UK reports 120,821 new infections in 45% fall in a week
Daily Covid cases fell by nearly 45 per cent in a week today in the biggest drop since Omicron took off — as an expert claimed the UK would be the first country in the northern hemisphere to tame the pandemic.
There were 120,821 new positive tests logged across the country over the past 24 hours, according to Government dashboard data, down from the pandemic high of 218,000 last Tuesday. It marks the sixth day in a row infections have fallen week-on-week and strongly suggests the fourth wave is subsiding in little over a month.
There is now growing optimism the UK’s outbreak will follow a similar trajectory to South Africa’s, where the virus has almost completely fizzled out after becoming the Omicron epicentre in November.
UK Health Security Agency: Covid-19 vaccine surveillance reports
COVID-19 vaccine surveillance report – 2021 – week 42
Four coronavirus (COVID-19) vaccines have now been approved for use in the UK. Rigorous clinical trials have been undertaken to understand the immune response, safety profile and efficacy of these vaccines as part of the regulatory process.
Ongoing monitoring of the vaccines as they are rolled out in the population is important to continually ensure that clinical and public health guidance on the vaccination programme is built upon the best available evidence.
UK Health Security Agency, UKHSA, formerly Public Health England (PHE), works closely with the Medicines and Healthcare Regulatory Agency (MHRA), NHS England, and other government, devolved administration and academic partners to monitor the COVID-19 vaccination programme.
Details of the vaccine surveillance strategy are set on the page COVID-19: vaccine surveillance strategy (1). As with all vaccines, the safety of COVID-19 vaccines is continuously being monitored by the MHRA.
They conclude that overall, the benefits of COVID-19 vaccines outweigh any potential risks (source)
Effectiveness against symptomatic disease
Effectiveness against hospitalisation
Effectiveness against mortality
Effectiveness against infection
Effectiveness against transmission
Vaccine impact on proportion of population with antibodies to COVID-19
(page 22/23) Prevalence by age group
excerpt (see page 23):
Seropositivity estimates for S antibody in blood donors are likely to be higher than would be expected in the general population and this probably reflects the fact that donors are more likely to be vaccinated.

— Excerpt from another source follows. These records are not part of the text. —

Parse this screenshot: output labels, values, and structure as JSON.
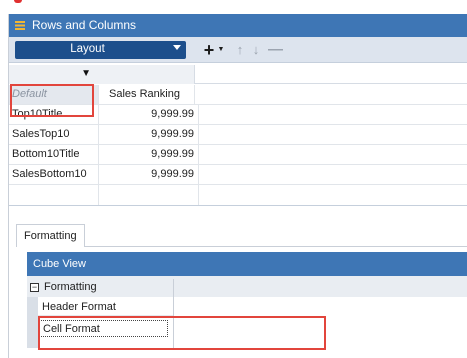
{
  "window": {
    "title": "Rows and Columns",
    "accent": "#3e76b5",
    "highlight": "#e2453c"
  },
  "toolbar": {
    "layout_label": "Layout",
    "icons": [
      "add-icon",
      "dropdown-caret-icon",
      "move-up-icon",
      "move-down-icon",
      "remove-icon"
    ]
  },
  "grid": {
    "header": [
      "",
      "Sales Ranking"
    ],
    "rows": [
      {
        "label": "Default",
        "value": ""
      },
      {
        "label": "Top10Title",
        "value": "9,999.99"
      },
      {
        "label": "SalesTop10",
        "value": "9,999.99"
      },
      {
        "label": "Bottom10Title",
        "value": "9,999.99"
      },
      {
        "label": "SalesBottom10",
        "value": "9,999.99"
      }
    ]
  },
  "tabs": {
    "formatting": "Formatting"
  },
  "cube_view": {
    "header": "Cube View",
    "group": "Formatting",
    "properties": [
      "Header Format",
      "Cell Format"
    ]
  }
}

Seropositivity estimates for N antibody will underestimate the proportion of the population previously infected due to (i) blood donors are potentially less likely to be exposed to natural infection than age matched individuals in the general population (ii) waning of the N antibody response over time and (iii) recent observations from UK Health Security Agency (UKHSA) surveillance data that N antibody levels appear to be lower in individuals who acquire infection following 2 doses of vaccination.
Summary of impact on hospitalisations, infections and mortality